Research Examines the Effects of California’s Promotion of More Computer Science Education

From left: Paul Bruno – professor of education policy, organization, and leadership in the College of Education; and Colleen Lewis, professor of computer science

New research emerging from California high schools discovered that more emphasis on computer science education did not improve or harm students’ math, English or art skills, as anticipated.

However, an effect of the greater enrollment in computing courses may be less participation in humanities courses, as found by the researchers at the University of Illinois Urbana-Champaign.

Using data obtained from the California Department of Education in 2003-2019, the researchers studied the effects on student test scores and the implications of greater student enrollment in computing courses.

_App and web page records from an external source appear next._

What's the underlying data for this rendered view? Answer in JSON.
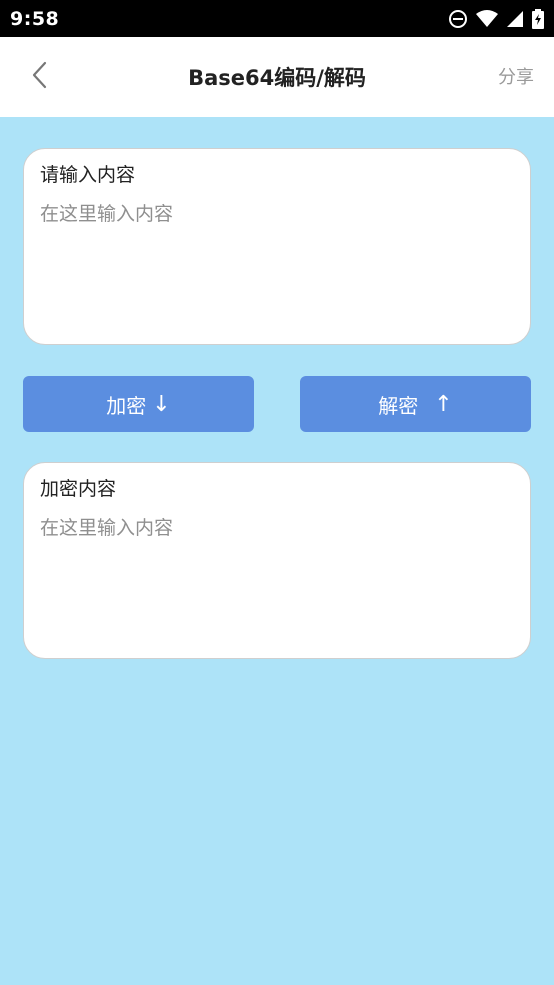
{
  "status_bar": {
    "time": "9:58"
  },
  "app_bar": {
    "title": "Base64编码/解码",
    "share_label": "分享"
  },
  "input_card": {
    "label": "请输入内容",
    "placeholder": "在这里输入内容"
  },
  "buttons": {
    "encode_label": "加密",
    "encode_arrow": "↓",
    "decode_label": "解密",
    "decode_arrow": "↑"
  },
  "output_card": {
    "label": "加密内容",
    "placeholder": "在这里输入内容"
  },
  "colors": {
    "background": "#ade3f8",
    "button": "#5b8ee0",
    "app_bar": "#ffffff"
  }
}
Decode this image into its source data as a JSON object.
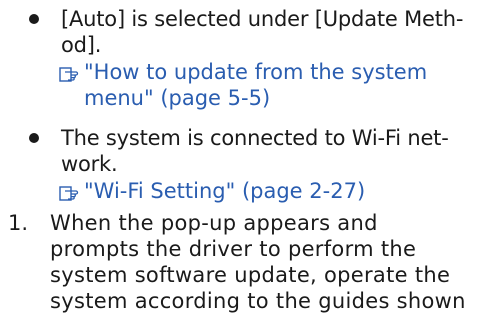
{
  "bullets": [
    {
      "lines": [
        "[Auto] is selected under [Update Meth-",
        "od]."
      ],
      "reference": {
        "icon": "pointing-hand-reference-icon",
        "lines": [
          "\"How to update from the system",
          "menu\" (page 5-5)"
        ]
      }
    },
    {
      "lines": [
        "The system is connected to Wi-Fi net-",
        "work."
      ],
      "reference": {
        "icon": "pointing-hand-reference-icon",
        "lines": [
          "\"Wi-Fi Setting\" (page 2-27)"
        ]
      }
    }
  ],
  "steps": [
    {
      "number": "1.",
      "lines": [
        "When the pop-up appears and",
        "prompts the driver to perform the",
        "system software update, operate the",
        "system according to the guides shown"
      ]
    }
  ],
  "colors": {
    "text": "#1a1a1a",
    "link": "#2a5db0"
  }
}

The study was published in the Educational Administration Quarterly journal.

In 2018, California State adopted computer science standards for K-12 students and implemented a strategic plan to increase access to computer science education.

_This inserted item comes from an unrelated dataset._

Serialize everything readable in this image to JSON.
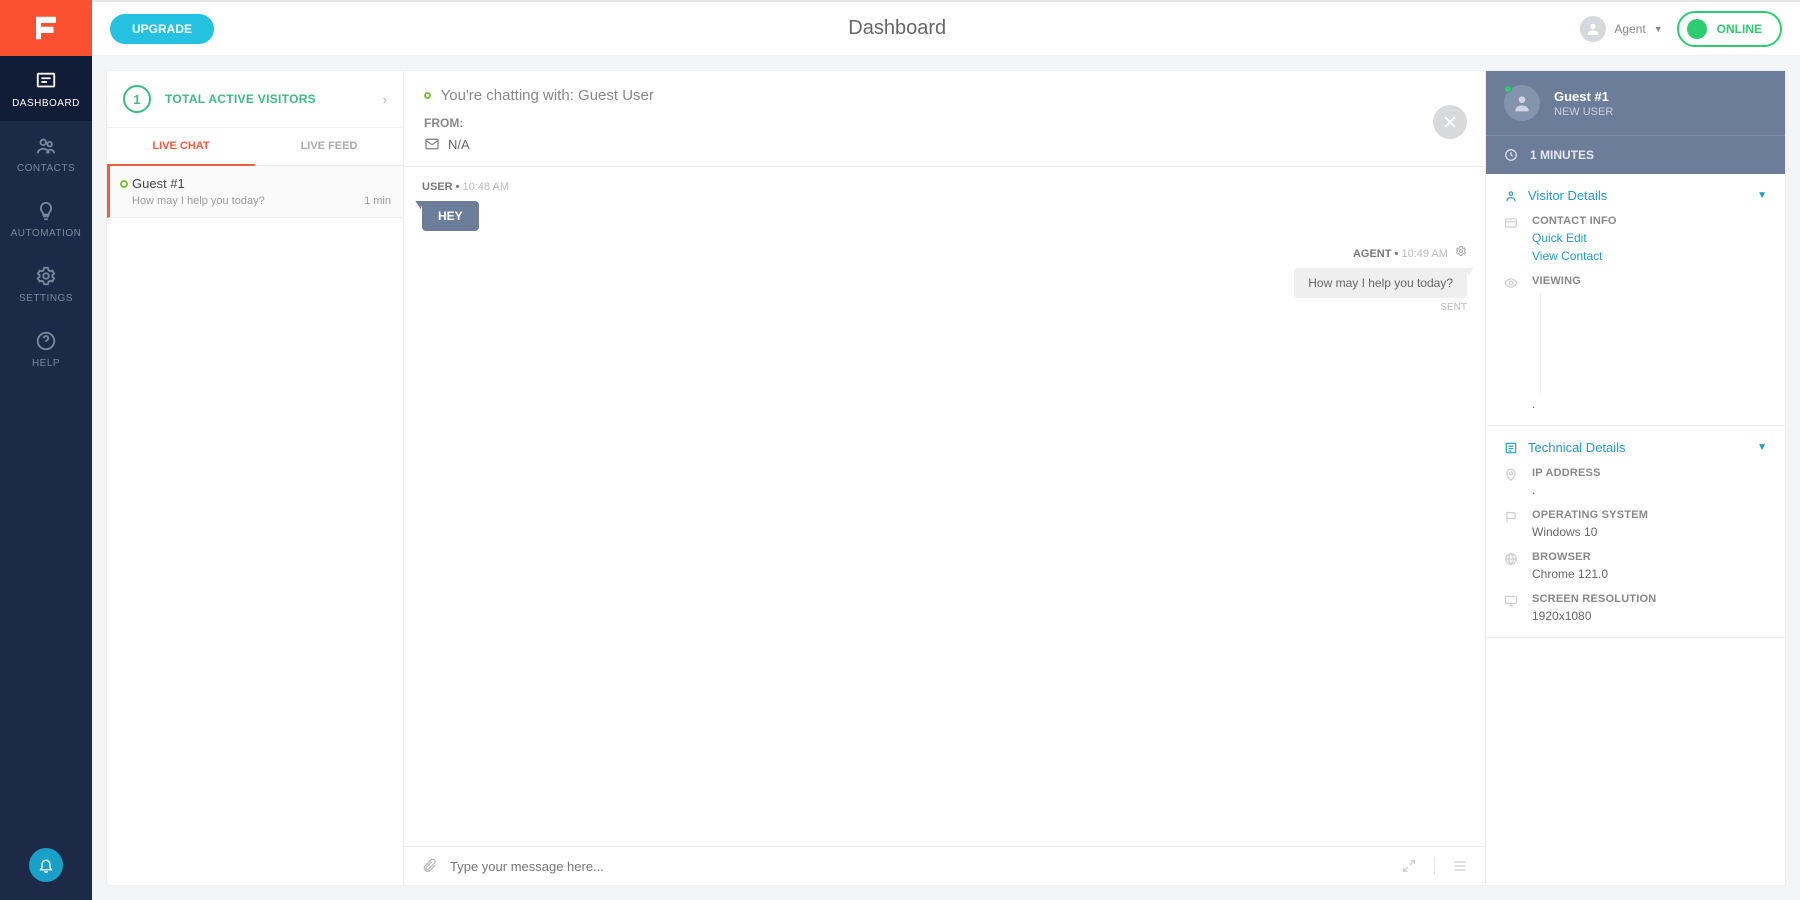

The data showed that the percentage of students in California high schools that offered at least one computer science course went from 45% in 2003 to 79% in 2019.

‘As someone who works in school administration, it raises a lot of questions about how schools— especially high schools— are going to implement this rapid change and offer these new courses effectively,’ said Paul Bruno, Professor of education policy, organization and leadership. ‘Schools are already having trouble offering all the courses that they need for students to graduate and go on to college— and finding enough qualified instructors to teach them, especially in science, technology, engineering and math subjects.’

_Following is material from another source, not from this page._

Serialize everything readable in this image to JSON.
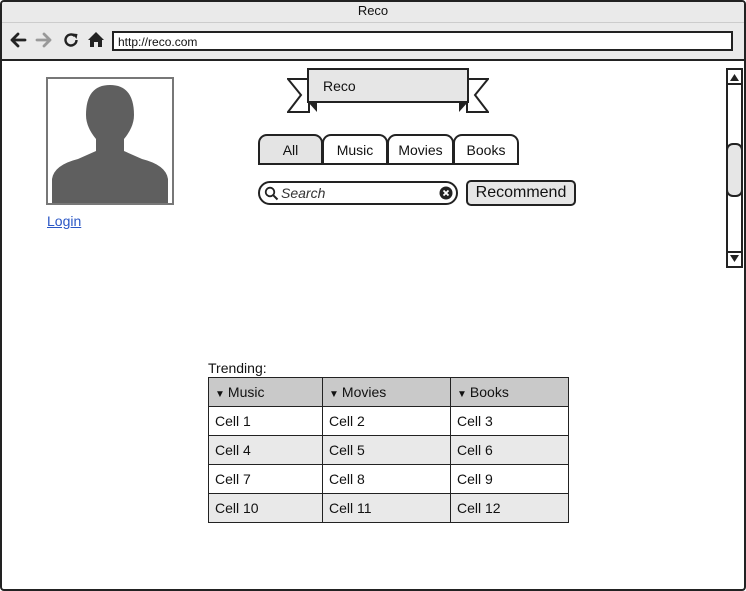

The researchers found no significant improvement in the school test scores, despite the school systems promoting computing courses that supposedly improve student achievement in math and reading.

However, the researchers said that test scores are not all that matters.

‘Ultimately, all students deserve the opportunity to understand the computational world around them, which computer science courses provide,’ said Colleen M. Lewis, Bruno’s research partner. ‘But in the U.S., low-income students and students who identify as Black, Hispanic and/or Indigenous are less likely to have access to computer science courses at their high school.’

‘We’re not able to see why or how schools or students are making these kinds of choices, but we think that’s an important consideration,’ Bruno said. ‘If we want students to take more computer science, what are we comfortable with there being less of in the curriculum?’

According to Bruno, some school districts allow computer science courses to count toward graduation requirements in math and foreign languages, while other schools haven’t decided on how to incorporate them.

Bruno said it is important to be aware of the demands on schools’ and students’ resources and time to ensure that the courses are offered in ways to benefit every party involved.

‘That means thinking carefully about who we have to teach these courses and how we adjust the curricula to make room for them. All of these things are important in thinking about what the actual costs and benefits of computer science education are,’ said Bruno.

As school districts across the country struggle with teacher shortages, flexible authorization requirements allows the California schools staff their computer science courses with faculty members with credentials and experience in math, science or vocational education.

Bruno and Lewis found a significant gender and racial gap between computer science students and teachers. Hispanic, Black and Native American teens were less likely to enroll schools with computer science courses than their white or Asian peers. And even when they did, they were underrepresented in computer science enrollments. The researchers believe this is influenced by the scarcity of computer science teachers who are women, or of racial and ethnic minorities.

‘Effective and equitable computer science implementation requires more than enrolling ever-growing numbers of students in ever-growing numbers of courses,’ Lewis said. ‘Going forward, it will be increasingly important to develop better measures of computer science teacher quality that can be used to assess both the average strength of these teachers and the prevalence of gaps in teaching quality between differing groups of students.’

By Marvellous Iwendi.

Source: Illinois News Bureau